__EXERCISE BRIEF__.
Tally the lines of the listing that contain the string "任务信息". Give the number and nothing else.
*** Block opens ***
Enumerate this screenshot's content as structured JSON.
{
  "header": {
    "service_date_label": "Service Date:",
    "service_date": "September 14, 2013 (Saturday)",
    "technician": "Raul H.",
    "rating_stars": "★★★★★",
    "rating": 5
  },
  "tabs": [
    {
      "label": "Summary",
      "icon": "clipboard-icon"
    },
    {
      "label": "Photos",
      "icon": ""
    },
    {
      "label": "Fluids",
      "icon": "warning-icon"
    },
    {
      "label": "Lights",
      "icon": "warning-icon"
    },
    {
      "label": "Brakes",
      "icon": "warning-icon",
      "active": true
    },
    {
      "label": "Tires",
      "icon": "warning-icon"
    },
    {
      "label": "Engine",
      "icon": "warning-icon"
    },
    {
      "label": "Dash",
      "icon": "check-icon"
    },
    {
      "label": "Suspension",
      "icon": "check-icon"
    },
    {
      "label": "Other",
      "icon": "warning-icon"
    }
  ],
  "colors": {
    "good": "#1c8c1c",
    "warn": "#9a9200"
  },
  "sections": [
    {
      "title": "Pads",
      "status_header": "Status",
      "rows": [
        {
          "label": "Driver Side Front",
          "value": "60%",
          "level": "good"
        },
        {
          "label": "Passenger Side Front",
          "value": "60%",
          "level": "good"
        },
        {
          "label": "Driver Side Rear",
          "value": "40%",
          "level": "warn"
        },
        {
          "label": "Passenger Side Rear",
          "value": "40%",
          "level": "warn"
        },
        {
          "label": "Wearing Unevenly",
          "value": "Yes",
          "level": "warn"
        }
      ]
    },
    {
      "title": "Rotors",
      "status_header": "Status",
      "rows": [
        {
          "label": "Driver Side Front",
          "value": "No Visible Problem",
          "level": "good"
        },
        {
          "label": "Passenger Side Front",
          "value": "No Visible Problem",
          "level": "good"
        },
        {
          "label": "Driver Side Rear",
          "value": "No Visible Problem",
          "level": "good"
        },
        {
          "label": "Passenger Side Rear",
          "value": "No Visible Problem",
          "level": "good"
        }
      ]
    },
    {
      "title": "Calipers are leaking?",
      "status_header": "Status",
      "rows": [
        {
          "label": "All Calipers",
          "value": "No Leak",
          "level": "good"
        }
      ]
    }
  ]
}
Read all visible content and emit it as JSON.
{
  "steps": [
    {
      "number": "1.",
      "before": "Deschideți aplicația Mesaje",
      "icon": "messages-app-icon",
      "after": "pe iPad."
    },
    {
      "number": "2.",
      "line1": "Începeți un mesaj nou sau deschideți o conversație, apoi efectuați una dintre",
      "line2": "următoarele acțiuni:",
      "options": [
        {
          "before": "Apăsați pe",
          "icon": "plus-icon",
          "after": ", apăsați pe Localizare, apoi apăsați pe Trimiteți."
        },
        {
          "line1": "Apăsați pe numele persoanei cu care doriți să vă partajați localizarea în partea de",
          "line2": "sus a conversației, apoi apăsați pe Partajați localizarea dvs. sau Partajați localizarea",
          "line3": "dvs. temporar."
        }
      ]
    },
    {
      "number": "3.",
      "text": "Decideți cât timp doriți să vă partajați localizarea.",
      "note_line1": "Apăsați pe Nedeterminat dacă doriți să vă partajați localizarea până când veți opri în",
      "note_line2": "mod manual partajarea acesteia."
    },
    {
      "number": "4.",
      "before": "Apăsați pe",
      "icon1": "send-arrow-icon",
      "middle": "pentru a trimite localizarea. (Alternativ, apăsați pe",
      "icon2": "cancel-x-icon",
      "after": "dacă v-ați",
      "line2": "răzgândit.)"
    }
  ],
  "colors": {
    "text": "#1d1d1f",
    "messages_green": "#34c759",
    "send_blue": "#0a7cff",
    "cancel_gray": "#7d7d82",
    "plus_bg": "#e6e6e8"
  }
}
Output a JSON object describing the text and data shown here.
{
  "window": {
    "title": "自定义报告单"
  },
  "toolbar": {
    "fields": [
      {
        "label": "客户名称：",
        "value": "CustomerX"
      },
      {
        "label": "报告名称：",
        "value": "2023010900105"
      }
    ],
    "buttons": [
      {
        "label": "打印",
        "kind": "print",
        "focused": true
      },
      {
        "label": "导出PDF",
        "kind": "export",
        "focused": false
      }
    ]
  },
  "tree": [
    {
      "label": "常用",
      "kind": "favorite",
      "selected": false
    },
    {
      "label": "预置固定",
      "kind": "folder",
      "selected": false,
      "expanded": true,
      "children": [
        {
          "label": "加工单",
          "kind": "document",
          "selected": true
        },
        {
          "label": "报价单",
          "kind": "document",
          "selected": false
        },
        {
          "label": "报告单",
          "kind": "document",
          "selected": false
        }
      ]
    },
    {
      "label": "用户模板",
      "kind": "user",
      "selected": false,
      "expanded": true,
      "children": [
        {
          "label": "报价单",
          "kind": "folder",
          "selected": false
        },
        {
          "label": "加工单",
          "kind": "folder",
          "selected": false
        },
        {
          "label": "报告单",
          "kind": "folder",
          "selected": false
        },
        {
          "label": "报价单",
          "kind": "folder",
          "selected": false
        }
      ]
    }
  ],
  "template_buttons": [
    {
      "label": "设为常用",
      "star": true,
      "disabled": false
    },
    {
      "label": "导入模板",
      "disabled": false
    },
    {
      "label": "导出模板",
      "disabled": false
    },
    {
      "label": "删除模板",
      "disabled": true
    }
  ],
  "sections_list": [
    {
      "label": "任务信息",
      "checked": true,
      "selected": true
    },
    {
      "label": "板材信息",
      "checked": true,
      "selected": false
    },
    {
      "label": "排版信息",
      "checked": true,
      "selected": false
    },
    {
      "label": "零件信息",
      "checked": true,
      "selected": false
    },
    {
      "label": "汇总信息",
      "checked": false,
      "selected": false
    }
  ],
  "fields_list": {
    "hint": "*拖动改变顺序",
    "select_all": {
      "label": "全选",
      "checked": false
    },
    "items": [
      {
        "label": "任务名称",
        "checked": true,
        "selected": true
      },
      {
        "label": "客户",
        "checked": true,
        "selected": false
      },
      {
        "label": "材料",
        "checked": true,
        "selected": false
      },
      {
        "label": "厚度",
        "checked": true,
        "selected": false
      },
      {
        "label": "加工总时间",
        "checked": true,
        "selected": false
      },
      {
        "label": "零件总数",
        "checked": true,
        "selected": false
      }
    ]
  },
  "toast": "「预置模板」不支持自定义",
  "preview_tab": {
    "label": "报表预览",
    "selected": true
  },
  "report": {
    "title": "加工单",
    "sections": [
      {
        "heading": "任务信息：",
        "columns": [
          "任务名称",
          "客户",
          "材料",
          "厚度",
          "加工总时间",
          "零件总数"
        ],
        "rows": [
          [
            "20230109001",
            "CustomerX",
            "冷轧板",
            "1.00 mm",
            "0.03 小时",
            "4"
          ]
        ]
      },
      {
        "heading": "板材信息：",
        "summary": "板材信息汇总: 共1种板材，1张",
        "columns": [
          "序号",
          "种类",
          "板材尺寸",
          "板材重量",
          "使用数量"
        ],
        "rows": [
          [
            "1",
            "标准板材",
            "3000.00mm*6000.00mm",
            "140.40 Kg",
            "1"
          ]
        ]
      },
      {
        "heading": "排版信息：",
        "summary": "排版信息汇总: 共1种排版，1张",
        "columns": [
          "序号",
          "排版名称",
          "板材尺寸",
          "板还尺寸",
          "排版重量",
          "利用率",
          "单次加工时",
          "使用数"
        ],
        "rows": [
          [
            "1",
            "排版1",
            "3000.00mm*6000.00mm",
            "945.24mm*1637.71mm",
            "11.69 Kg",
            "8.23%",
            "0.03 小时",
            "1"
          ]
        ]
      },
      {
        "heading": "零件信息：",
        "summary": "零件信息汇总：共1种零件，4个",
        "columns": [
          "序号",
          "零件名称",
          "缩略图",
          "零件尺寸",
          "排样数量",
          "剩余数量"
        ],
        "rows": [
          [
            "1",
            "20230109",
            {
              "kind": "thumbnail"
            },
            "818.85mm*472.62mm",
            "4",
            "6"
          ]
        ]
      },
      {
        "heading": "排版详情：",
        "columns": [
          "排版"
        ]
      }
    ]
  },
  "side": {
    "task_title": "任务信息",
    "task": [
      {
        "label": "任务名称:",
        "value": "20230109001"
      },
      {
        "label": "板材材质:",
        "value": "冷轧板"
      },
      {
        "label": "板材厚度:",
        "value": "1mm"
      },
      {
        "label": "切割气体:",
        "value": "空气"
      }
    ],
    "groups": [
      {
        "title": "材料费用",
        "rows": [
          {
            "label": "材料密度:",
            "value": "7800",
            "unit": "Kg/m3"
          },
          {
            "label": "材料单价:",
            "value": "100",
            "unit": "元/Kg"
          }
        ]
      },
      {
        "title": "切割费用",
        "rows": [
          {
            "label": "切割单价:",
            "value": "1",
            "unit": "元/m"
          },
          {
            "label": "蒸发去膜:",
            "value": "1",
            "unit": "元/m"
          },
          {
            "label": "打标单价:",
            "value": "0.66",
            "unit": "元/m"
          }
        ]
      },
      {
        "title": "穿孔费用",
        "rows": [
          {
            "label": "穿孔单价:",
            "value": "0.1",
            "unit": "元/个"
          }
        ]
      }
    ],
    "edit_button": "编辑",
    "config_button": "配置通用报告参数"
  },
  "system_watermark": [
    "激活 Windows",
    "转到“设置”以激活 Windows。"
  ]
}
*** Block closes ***
__THE COMPLETED TASK__.
3